Electronic textbooks, stored on tablet-style handheld devices, will be piloted among US university students this autumn.
GoReader, manufactured by a Chicago-based startup of the same name, stores textbooks in an electronic format allowing students to carry up to 15 titles, as well as calculators, calendars and dictionaries, in one lightweight device.
The new product is about the size of a laptop computer (7.3" x 9.7"), has a colour screen and weighs less than five pounds. It is built with technologies from Intel, Sun Microsystems, Wind River and Sharp Electronics.

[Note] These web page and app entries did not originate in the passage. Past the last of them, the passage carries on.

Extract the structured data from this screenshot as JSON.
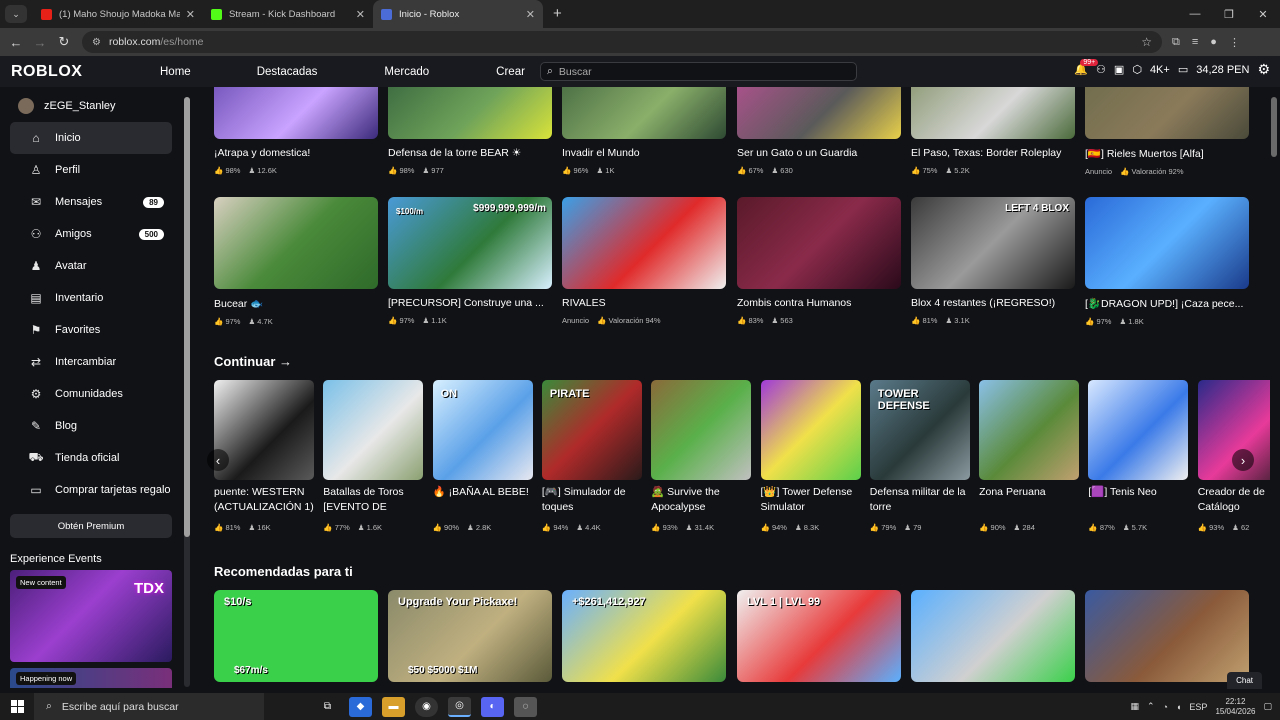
{
  "browser": {
    "tabs": [
      {
        "title": "(1) Maho Shoujo Madoka Magi",
        "color": "#e62117"
      },
      {
        "title": "Stream - Kick Dashboard",
        "color": "#53fc18"
      },
      {
        "title": "Inicio - Roblox",
        "color": "#4b6bd6"
      }
    ],
    "url_host": "roblox.com",
    "url_path": "/es/home"
  },
  "header": {
    "logo": "ROBLOX",
    "nav": [
      "Home",
      "Destacadas",
      "Mercado",
      "Crear"
    ],
    "search_placeholder": "Buscar",
    "notif_badge": "99+",
    "quality": "4K+",
    "balance": "34,28 PEN"
  },
  "sidebar": {
    "username": "zEGE_Stanley",
    "items": [
      {
        "label": "Inicio",
        "icon": "home-icon",
        "glyph": "⌂"
      },
      {
        "label": "Perfil",
        "icon": "profile-icon",
        "glyph": "♙"
      },
      {
        "label": "Mensajes",
        "icon": "messages-icon",
        "glyph": "✉",
        "count": "89"
      },
      {
        "label": "Amigos",
        "icon": "friends-icon",
        "glyph": "⚇",
        "count": "500"
      },
      {
        "label": "Avatar",
        "icon": "avatar-icon",
        "glyph": "♟"
      },
      {
        "label": "Inventario",
        "icon": "inventory-icon",
        "glyph": "▤"
      },
      {
        "label": "Favorites",
        "icon": "favorites-icon",
        "glyph": "⚑"
      },
      {
        "label": "Intercambiar",
        "icon": "trade-icon",
        "glyph": "⇄"
      },
      {
        "label": "Comunidades",
        "icon": "communities-icon",
        "glyph": "⚙"
      },
      {
        "label": "Blog",
        "icon": "blog-icon",
        "glyph": "✎"
      },
      {
        "label": "Tienda oficial",
        "icon": "shop-icon",
        "glyph": "⛟"
      },
      {
        "label": "Comprar tarjetas regalo",
        "icon": "giftcard-icon",
        "glyph": "▭"
      }
    ],
    "premium_label": "Obtén Premium",
    "events_title": "Experience Events",
    "event_tag": "New content",
    "event_tag2": "Happening now"
  },
  "row1": [
    {
      "name": "¡Atrapa y domestica!",
      "stats": [
        "98%",
        "12.6K"
      ],
      "bg": "linear-gradient(135deg,#5c3fa8,#c9a3ff 60%,#3b2a7a)"
    },
    {
      "name": "Defensa de la torre BEAR ☀",
      "stats": [
        "98%",
        "977"
      ],
      "bg": "linear-gradient(135deg,#2f5c3a,#6fa35a 60%,#d9e33a)"
    },
    {
      "name": "Invadir el Mundo",
      "stats": [
        "96%",
        "1K"
      ],
      "bg": "linear-gradient(135deg,#3a5c3a,#8aaf6a 60%,#2e4a33)"
    },
    {
      "name": "Ser un Gato o un Guardia",
      "stats": [
        "67%",
        "630"
      ],
      "bg": "linear-gradient(135deg,#c24f9a,#5a5a5a 60%,#e8d04a)"
    },
    {
      "name": "El Paso, Texas: Border Roleplay",
      "stats": [
        "75%",
        "5.2K"
      ],
      "bg": "linear-gradient(135deg,#7a8a5c,#d8d8d8 60%,#4a6a3a)"
    },
    {
      "name": "[🇪🇸] Rieles Muertos [Alfa]",
      "ad": "Anuncio",
      "rating": "Valoración 92%",
      "bg": "linear-gradient(135deg,#6a6a4a,#8a7a5a 60%,#4a4a3a)"
    }
  ],
  "row2": [
    {
      "name": "Bucear 🐟",
      "stats": [
        "97%",
        "4.7K"
      ],
      "bg": "linear-gradient(135deg,#d8d0c0,#4a8a3a 50%,#2f6a2a)"
    },
    {
      "name": "[PRECURSOR] Construye una ...",
      "stats": [
        "97%",
        "1.1K"
      ],
      "bg": "linear-gradient(135deg,#4a9ad8,#2f7a3a 55%,#d8f0ff)",
      "overlay": "$999,999,999/m",
      "overlay2": "$100/m"
    },
    {
      "name": "RIVALES",
      "ad": "Anuncio",
      "rating": "Valoración 94%",
      "bg": "linear-gradient(135deg,#3aa0e8,#e02a2a 55%,#f0f0f0)"
    },
    {
      "name": "Zombis contra Humanos",
      "stats": [
        "83%",
        "563"
      ],
      "bg": "linear-gradient(135deg,#5a1a2a,#8a2a4a 50%,#2a0a1a)"
    },
    {
      "name": "Blox 4 restantes (¡REGRESO!)",
      "stats": [
        "81%",
        "3.1K"
      ],
      "bg": "linear-gradient(135deg,#3a3a3a,#9a9a9a 50%,#1a1a1a)",
      "overlay": "LEFT 4 BLOX"
    },
    {
      "name": "[🐉DRAGON UPD!] ¡Caza pece...",
      "stats": [
        "97%",
        "1.8K"
      ],
      "bg": "linear-gradient(135deg,#2a6ad8,#5ab0ff 50%,#1a3a8a)"
    }
  ],
  "continue": {
    "title": "Continuar →",
    "items": [
      {
        "name": "puente: WESTERN (ACTUALIZACIÓN 1)",
        "stats": [
          "81%",
          "16K"
        ],
        "bg": "linear-gradient(135deg,#f0f0f0,#1a1a1a 60%,#5a5a5a)"
      },
      {
        "name": "Batallas de Toros [EVENTO DE",
        "stats": [
          "77%",
          "1.6K"
        ],
        "bg": "linear-gradient(135deg,#7ac0e8,#e8e8e8 55%,#8aa070)"
      },
      {
        "name": "🔥 ¡BAÑA AL BEBE!",
        "stats": [
          "90%",
          "2.8K"
        ],
        "bg": "linear-gradient(135deg,#d8f0ff,#5aa0e8 55%,#e8e8f0)",
        "overlay": "ON"
      },
      {
        "name": "[🎮] Simulador de toques",
        "stats": [
          "94%",
          "4.4K"
        ],
        "bg": "linear-gradient(135deg,#3a8a3a,#b02a2a 50%,#2a1a1a)",
        "overlay": "PIRATE"
      },
      {
        "name": "🧟 Survive the Apocalypse",
        "stats": [
          "93%",
          "31.4K"
        ],
        "bg": "linear-gradient(135deg,#8a6a3a,#5ab04a 50%,#c0c0c0)"
      },
      {
        "name": "[👑] Tower Defense Simulator",
        "stats": [
          "94%",
          "8.3K"
        ],
        "bg": "linear-gradient(135deg,#a03ad8,#f0e04a 50%,#5ad04a)"
      },
      {
        "name": "Defensa militar de la torre",
        "stats": [
          "79%",
          "79"
        ],
        "bg": "linear-gradient(135deg,#5a7a8a,#2a3a3a 55%,#8a9aa0)",
        "overlay": "TOWER DEFENSE"
      },
      {
        "name": "Zona Peruana",
        "stats": [
          "90%",
          "284"
        ],
        "bg": "linear-gradient(135deg,#8ac0e8,#5a8a3a 55%,#c0a070)"
      },
      {
        "name": "[🟪] Tenis Neo",
        "stats": [
          "87%",
          "5.7K"
        ],
        "bg": "linear-gradient(135deg,#d8e8ff,#3a7ae8 55%,#f0f0f0)"
      },
      {
        "name": "Creador de de Catálogo",
        "stats": [
          "93%",
          "62"
        ],
        "bg": "linear-gradient(135deg,#2a2a8a,#e83a9a 55%,#1a1a1a)"
      }
    ]
  },
  "recommended": {
    "title": "Recomendadas para ti",
    "items": [
      {
        "bg": "linear-gradient(90deg,#3ad04a,#3ad04a)",
        "overlay": "$10/s",
        "overlay2": "$67m/s"
      },
      {
        "bg": "linear-gradient(135deg,#8a8a6a,#c0b080 55%,#5a5a3a)",
        "overlay": "Upgrade Your Pickaxe!",
        "overlay2": "$50  $5000  $1M"
      },
      {
        "bg": "linear-gradient(135deg,#6ab0ff,#f0e04a 55%,#3a8a3a)",
        "overlay": "+$261,412,927"
      },
      {
        "bg": "linear-gradient(135deg,#f0f0f0,#e83a3a 55%,#5ab0ff)",
        "overlay": "LVL 1 | LVL 99"
      },
      {
        "bg": "linear-gradient(135deg,#5ab0ff,#d0d0d0 55%,#3ad04a)"
      },
      {
        "bg": "linear-gradient(135deg,#3a5aa0,#8a5a3a 55%,#c0a070)"
      }
    ]
  },
  "taskbar": {
    "search_placeholder": "Escribe aquí para buscar",
    "lang": "ESP",
    "time": "22:12",
    "date": "15/04/2026"
  },
  "chat_label": "Chat"
}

GoReader is one of six startups housed by the DePaul Technology Center in Chicago, Illinois. The company gets a discounted rent and has the use of facilities at Chicago's DePaul University.
Canadian scientists claim to have found a way to mass produce plastic semiconductors

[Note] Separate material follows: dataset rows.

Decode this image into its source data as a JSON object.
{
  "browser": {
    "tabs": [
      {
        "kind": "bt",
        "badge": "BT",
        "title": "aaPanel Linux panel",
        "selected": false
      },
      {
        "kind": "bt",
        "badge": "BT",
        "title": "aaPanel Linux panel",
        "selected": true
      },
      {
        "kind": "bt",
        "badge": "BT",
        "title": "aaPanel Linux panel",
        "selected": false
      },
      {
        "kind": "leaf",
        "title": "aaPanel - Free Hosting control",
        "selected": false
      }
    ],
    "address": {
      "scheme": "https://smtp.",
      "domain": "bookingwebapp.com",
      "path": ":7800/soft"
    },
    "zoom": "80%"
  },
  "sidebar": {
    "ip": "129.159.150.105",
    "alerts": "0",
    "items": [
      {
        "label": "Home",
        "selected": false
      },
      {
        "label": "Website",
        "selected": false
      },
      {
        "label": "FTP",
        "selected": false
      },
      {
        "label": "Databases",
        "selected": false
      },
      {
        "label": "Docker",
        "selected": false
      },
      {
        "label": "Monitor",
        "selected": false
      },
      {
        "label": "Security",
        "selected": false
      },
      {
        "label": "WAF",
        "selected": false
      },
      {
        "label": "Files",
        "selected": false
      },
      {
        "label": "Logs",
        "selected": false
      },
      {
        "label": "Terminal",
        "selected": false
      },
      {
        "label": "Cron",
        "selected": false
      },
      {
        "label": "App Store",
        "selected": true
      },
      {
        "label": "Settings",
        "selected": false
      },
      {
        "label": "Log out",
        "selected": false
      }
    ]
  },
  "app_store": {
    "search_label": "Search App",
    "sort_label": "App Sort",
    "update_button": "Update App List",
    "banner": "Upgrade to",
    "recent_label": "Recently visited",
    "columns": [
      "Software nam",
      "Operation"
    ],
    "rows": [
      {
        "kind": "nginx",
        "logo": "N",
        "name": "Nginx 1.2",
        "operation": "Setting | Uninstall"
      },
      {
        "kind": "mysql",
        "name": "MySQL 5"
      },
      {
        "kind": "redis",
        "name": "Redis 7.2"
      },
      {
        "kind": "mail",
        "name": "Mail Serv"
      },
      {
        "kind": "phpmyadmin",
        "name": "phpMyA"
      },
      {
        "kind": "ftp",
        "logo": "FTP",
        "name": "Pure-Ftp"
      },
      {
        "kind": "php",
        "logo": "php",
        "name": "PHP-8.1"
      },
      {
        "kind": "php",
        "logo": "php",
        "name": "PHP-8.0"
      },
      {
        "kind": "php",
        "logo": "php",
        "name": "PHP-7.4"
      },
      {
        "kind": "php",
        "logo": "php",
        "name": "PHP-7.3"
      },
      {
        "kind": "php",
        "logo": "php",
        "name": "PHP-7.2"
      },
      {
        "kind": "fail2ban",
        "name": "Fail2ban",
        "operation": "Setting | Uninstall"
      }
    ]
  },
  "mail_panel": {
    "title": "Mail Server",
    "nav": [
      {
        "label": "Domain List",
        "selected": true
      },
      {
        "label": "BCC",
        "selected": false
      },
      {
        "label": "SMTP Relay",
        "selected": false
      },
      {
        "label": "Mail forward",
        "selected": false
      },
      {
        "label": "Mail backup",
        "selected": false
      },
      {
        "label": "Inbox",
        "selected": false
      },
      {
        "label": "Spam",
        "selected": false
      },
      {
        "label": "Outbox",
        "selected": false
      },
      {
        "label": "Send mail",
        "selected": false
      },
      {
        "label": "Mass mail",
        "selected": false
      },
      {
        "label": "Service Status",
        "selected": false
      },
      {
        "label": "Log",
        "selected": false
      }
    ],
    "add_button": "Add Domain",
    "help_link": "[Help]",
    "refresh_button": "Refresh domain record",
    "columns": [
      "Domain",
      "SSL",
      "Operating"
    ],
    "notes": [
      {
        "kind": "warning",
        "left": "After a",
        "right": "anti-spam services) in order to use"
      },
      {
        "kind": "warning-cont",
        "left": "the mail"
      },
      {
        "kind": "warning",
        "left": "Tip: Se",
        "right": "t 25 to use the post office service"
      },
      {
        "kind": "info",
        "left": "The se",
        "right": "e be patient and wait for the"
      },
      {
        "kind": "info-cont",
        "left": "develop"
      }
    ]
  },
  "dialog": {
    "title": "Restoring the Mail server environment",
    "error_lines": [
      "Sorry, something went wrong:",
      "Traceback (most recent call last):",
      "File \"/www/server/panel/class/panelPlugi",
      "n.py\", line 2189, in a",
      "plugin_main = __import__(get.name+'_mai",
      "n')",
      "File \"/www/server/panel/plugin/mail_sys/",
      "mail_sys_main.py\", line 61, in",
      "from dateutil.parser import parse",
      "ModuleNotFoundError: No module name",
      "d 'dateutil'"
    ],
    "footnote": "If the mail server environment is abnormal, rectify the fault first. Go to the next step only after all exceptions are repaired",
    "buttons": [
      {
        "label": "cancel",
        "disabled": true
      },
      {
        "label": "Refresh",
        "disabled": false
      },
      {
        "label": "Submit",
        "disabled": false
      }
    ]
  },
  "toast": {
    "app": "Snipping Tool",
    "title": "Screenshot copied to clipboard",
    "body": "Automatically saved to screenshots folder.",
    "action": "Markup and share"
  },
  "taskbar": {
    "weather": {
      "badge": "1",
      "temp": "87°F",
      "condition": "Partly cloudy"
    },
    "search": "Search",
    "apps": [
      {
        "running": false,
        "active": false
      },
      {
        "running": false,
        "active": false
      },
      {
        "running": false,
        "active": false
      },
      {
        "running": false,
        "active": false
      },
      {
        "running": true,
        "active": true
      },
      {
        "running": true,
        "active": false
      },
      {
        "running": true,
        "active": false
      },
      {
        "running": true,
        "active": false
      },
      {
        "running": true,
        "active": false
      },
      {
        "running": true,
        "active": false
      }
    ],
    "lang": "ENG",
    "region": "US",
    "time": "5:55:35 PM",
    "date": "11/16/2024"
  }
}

RAND claims AI could enhance strategic stability by improving accuracy in intelligence collection and analysis
How NoSQL database technology and IoT sensors are being put to work saving endangered elephants and tigers

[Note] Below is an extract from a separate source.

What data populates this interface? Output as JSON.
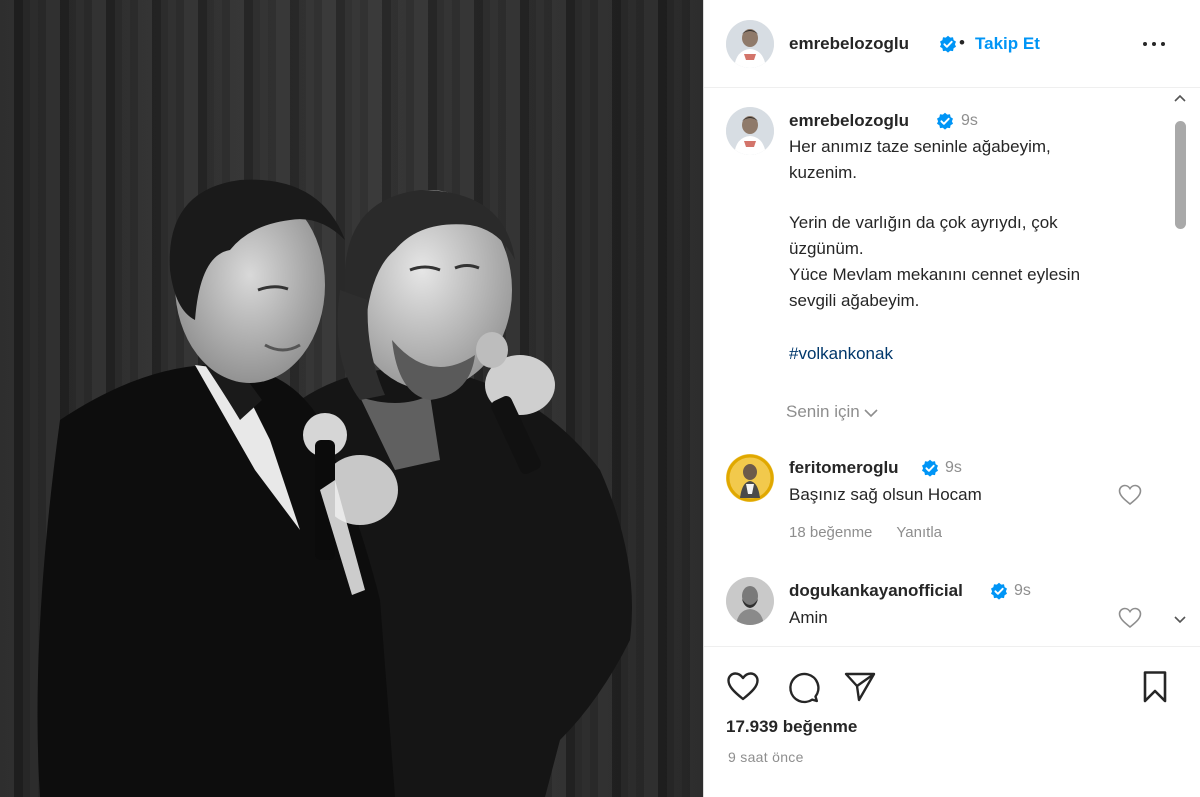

MarkLogic's David Northmore reveals how Dutch social enterprise Sensing Clues is using the latest technology to track poachers and protect endangered species
TSB IT fiasco has "all the hallmarks of an IT meltdown", claims Treasury Committee chair Nicky Morgan MP